Wired UKThis story originally appeared on WIRED UK.It’s one of those simple-sounding questions. And it should just work, right? You’ve got a backup somewhere in the cloud, so why can’t you download it onto a different operating system and take your archive of messages, photos and videos with you wherever you go, forevermore? You might assume WhatsApp is WhatsApp regardless of whether it’s on Android or iOS—well, turns out it isn’t.
Pop the quandary into a search engine of your choice and you quickly find yourself drowning in a confusing slurry of poorly written step-by-step guides, most of which are technically inaccurate or just downright misleading. I’ll spare you the headache and heartache: you can’t do it. It is currently not possible to move your WhatsApp backup from Android to iOS and vice versa.Except you can. If you’re willing to use third-party software and follow a series of fiddly, convoluted steps. But do you really want to hand over your whole WhatsApp chat history to a piece of software called WazzapMigrator? No, thought not. And yet here we are. If you’ve spent years sending private messages, videos and photos over WhatsApp on your iPhone, then you should think twice about switching to Android.
The world’s most popular messaging service, with more than two billion users, has a somewhat baffling flaw. But why? According to WhatsApp, it’s because of a technical knot that’s fiendishly difficult to unpick. “There is a difference in the formats in which the data is stored in the Android and iOS apps, as the database schemas are different,” a spokesperson explains. On an iPhone, iOS backs up WhatsApp chats to iCloud. On Android, backups go to Google Drive. And the two systems don’t like talking to one another.
Simply put, the two backup formats are completely different to one another. That’s mostly down to security. Create a backup for WhatsApp on an iPhone and the file is created to be securely stored on iCloud. Do the same on Android and the file is created to be securely stored on Google Drive. But as the two systems have different security requirements, it isn’t currently possible to transfer one backup to another operating system.

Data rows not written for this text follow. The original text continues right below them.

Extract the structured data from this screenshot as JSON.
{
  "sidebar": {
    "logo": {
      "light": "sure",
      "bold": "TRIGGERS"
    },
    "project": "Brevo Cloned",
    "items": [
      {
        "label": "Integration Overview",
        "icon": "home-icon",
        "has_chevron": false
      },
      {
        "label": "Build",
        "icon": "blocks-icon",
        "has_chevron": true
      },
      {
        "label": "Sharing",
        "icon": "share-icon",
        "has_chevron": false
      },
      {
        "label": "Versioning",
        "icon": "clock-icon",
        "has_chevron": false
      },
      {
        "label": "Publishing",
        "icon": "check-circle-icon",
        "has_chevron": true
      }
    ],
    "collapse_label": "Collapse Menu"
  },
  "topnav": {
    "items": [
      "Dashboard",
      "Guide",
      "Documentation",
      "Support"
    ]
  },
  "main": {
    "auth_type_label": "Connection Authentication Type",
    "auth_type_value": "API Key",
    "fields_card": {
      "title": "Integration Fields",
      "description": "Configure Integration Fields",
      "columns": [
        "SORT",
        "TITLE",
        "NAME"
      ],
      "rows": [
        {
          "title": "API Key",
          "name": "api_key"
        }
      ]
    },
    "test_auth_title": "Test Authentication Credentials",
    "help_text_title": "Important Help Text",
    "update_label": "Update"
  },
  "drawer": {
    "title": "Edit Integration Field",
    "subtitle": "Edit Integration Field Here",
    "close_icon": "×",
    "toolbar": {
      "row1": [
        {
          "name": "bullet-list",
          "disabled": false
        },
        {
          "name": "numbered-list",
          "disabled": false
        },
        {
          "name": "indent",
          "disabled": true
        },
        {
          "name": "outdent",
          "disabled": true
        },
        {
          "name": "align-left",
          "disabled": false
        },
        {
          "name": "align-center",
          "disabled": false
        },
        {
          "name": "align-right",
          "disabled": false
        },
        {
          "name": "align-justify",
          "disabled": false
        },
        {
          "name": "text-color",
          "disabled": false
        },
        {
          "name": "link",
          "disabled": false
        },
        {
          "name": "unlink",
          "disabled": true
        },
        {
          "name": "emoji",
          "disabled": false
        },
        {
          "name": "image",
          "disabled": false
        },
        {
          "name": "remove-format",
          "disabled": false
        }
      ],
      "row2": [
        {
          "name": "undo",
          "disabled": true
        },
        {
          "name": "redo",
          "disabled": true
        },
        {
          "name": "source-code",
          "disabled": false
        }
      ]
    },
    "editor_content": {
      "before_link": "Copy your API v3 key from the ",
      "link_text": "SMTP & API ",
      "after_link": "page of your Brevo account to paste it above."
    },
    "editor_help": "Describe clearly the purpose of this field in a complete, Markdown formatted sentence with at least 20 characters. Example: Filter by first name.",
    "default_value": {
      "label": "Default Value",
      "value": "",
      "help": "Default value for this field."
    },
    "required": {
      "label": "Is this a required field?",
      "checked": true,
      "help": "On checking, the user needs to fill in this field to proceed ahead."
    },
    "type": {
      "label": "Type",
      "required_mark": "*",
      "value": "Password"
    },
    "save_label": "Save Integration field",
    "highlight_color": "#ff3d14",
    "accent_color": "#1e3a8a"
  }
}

For the 2 billion of those people who also use the encrypted communication service WhatsApp, now more than ever is a time for calling, messaging, and seeking trustworthy information.Cathcart says WhatsApp's priority, even more so during the pandemic, is to elevate accurate information and support fact-checking organizations around the world.
“It is technically possible, but it is not supported today by WhatsApp given the difference in data formats,” the spokesperson explains. When asked if a solution was in development, the spokesperson said the company does not comment on “future products”.
No big deal, right? Wrong. The move to more private social media use—driven mostly by Facebook’s privacy record—means WhatsApp has become a social network. Albeit one where you can more easily choose who you share with. It’s where photos of weddings, holidays and family get-togethers are shared. It’s where weekend plans are hatched and old friends who now live far away are kept in touch with. And while a lot of those messages are fleeting, the photos and videos we share alongside them are a sort of diary. Where once that would have played out more publicly on Facebook or Instagram, it’s now shared on WhatsApp.
There’s another issue bubbling here: what do you do with all this stuff you're accumulating? Those thousands of messages, photos and videos stretching back for years won’t be around forever, yet we feel compelled to hoard them for as long as we can. Being forced to abandon your WhatsApp history when you move operating system feels cruel.
Cloud storage and the relative ease with which our phones enable us to hoard every aspect of our lives has made it almost unthinkable that we’d ever throw away a piece of data. We’ve spent years collecting it all—there’s so much of it—that doing anything other than towing it along with us until we die feels unconscionable. Or, you know, WhatsApp could just make backups work cross-platform. Then the existential angst might fade away.
This story originally appeared on WIRED UK.
- How UFO sightings became an American obsession
- A critical internet safeguard is running out of time
- Covid-19 is bad for the auto industry—and even worse for EVs
- Going the distance (and beyond) to catch marathon cheaters
- Uncanny portraits of perfectly symmetrical pets
- 👁 If AI's so smart, why can't it grasp cause and effect ? Plus, get the latest artificial intelligence news
- ✨ Optimize your home life with our Gear team’s best picks, from robot vacuums to affordable mattresses to smart speakers